GIVEN INFORMATION -
-*-*-

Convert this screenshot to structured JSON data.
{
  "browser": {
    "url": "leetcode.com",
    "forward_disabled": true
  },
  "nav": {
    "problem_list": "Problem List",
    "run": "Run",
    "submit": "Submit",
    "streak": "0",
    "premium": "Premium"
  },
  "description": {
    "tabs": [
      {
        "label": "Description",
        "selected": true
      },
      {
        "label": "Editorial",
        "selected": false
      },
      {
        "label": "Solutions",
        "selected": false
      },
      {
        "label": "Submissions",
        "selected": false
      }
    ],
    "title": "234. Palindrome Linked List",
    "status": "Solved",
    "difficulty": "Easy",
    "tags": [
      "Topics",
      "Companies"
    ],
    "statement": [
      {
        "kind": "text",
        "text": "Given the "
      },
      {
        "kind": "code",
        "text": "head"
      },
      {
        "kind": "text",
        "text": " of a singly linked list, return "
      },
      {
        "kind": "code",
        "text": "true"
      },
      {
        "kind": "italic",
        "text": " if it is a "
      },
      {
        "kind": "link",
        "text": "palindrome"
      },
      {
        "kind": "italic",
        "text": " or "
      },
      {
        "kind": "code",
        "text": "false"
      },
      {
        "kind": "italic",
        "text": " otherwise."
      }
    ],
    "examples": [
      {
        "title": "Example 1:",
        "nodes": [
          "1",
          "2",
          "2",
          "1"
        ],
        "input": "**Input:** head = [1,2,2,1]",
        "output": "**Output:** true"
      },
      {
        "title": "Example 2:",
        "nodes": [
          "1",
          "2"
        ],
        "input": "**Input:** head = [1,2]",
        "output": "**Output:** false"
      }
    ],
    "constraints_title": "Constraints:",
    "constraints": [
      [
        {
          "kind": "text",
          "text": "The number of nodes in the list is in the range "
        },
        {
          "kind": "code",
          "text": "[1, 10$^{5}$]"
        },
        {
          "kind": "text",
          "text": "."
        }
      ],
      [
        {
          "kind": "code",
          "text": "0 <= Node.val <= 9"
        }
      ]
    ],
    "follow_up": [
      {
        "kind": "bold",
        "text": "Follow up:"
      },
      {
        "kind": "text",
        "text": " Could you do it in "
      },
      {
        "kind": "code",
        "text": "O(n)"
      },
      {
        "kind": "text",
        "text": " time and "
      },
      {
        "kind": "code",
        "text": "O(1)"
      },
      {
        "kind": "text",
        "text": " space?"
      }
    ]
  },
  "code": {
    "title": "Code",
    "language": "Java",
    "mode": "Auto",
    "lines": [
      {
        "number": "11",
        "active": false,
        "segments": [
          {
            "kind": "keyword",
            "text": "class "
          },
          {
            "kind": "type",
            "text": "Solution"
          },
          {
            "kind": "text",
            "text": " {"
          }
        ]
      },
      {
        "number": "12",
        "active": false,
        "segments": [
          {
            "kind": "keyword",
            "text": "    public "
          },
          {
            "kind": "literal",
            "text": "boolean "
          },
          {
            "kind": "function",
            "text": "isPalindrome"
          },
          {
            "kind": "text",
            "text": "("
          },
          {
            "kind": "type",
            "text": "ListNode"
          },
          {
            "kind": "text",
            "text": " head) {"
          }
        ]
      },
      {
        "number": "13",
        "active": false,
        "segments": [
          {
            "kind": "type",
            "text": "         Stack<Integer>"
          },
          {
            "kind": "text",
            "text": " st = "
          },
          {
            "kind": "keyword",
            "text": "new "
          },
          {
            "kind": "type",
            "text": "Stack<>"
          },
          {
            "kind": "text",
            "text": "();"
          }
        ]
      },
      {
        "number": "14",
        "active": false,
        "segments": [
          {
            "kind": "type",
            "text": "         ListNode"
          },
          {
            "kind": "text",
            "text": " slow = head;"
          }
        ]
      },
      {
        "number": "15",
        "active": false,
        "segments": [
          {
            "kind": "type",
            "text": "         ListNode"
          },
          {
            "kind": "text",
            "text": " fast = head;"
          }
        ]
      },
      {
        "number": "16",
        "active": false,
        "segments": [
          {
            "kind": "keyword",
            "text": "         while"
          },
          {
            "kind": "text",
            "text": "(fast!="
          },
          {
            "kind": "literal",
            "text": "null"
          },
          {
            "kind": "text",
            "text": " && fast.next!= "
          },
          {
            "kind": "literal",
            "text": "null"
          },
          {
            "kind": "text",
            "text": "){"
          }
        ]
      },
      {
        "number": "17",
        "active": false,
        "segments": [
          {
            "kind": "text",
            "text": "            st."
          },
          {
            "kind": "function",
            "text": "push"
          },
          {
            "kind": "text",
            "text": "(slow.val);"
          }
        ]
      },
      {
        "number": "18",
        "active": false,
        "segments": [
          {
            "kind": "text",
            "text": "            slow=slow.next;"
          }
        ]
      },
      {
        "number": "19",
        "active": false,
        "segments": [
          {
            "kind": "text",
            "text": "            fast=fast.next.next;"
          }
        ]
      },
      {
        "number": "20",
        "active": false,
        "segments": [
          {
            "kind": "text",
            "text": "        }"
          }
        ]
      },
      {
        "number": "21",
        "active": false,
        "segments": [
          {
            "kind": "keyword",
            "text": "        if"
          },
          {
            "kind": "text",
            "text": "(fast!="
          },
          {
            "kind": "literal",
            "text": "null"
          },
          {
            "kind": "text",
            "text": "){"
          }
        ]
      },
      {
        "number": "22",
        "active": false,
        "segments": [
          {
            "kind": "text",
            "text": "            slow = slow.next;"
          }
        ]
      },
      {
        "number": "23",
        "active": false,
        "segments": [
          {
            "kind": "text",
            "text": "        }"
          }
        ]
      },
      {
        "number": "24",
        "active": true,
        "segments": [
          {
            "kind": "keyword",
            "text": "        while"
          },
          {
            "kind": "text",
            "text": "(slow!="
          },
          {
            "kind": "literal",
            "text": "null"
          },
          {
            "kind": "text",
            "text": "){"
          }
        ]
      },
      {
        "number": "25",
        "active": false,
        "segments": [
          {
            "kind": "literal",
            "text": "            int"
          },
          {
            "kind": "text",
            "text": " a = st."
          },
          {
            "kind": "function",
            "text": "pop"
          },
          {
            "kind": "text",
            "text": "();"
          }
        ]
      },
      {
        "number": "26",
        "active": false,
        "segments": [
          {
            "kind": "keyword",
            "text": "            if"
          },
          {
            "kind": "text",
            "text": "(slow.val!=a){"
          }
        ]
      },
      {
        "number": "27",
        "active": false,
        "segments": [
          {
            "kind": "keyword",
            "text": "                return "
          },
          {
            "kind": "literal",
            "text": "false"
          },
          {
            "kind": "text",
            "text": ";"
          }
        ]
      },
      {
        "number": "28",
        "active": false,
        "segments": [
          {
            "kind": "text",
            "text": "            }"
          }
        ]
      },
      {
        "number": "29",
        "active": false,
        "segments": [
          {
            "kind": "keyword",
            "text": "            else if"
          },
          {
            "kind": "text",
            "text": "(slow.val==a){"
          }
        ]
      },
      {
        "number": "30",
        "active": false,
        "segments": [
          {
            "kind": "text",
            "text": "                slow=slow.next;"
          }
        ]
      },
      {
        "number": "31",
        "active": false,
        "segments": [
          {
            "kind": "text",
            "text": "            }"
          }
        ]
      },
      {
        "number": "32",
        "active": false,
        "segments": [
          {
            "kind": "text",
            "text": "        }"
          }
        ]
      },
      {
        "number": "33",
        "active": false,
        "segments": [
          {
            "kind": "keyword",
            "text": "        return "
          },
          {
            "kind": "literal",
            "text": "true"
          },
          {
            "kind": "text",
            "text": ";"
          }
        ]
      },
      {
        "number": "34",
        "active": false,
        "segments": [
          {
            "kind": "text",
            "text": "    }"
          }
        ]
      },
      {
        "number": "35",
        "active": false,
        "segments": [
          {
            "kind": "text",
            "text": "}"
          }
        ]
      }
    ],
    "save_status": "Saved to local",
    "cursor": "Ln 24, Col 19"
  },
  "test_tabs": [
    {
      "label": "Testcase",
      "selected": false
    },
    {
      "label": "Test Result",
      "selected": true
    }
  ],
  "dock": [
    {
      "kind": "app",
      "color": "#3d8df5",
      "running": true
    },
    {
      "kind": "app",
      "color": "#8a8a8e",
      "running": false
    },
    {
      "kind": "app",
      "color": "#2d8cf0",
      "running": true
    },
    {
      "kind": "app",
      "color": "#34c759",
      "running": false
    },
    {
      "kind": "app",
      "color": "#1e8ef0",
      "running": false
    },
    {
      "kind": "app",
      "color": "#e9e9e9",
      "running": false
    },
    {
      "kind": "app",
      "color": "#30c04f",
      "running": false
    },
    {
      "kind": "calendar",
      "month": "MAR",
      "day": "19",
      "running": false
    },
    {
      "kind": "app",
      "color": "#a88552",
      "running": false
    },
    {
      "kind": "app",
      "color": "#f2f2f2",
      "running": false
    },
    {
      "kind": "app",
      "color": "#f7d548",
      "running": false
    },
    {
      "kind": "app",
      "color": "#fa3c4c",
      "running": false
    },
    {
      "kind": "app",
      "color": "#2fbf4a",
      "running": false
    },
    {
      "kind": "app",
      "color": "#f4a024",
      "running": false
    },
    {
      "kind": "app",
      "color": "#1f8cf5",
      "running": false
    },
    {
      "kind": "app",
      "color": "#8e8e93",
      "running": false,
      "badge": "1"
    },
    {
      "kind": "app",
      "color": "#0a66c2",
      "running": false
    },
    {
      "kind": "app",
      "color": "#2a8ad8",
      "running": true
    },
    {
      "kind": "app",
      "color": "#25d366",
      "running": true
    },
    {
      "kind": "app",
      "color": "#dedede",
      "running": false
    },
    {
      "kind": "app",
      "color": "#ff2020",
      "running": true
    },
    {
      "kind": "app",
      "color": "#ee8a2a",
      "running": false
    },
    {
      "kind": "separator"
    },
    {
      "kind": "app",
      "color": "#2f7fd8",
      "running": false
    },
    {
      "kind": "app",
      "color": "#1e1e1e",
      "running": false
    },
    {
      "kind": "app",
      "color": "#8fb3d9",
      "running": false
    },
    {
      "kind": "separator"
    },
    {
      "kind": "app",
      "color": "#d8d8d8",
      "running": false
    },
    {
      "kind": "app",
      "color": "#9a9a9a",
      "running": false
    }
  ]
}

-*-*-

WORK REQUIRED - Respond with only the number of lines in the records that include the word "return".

EXERCISE RESPONSE - 3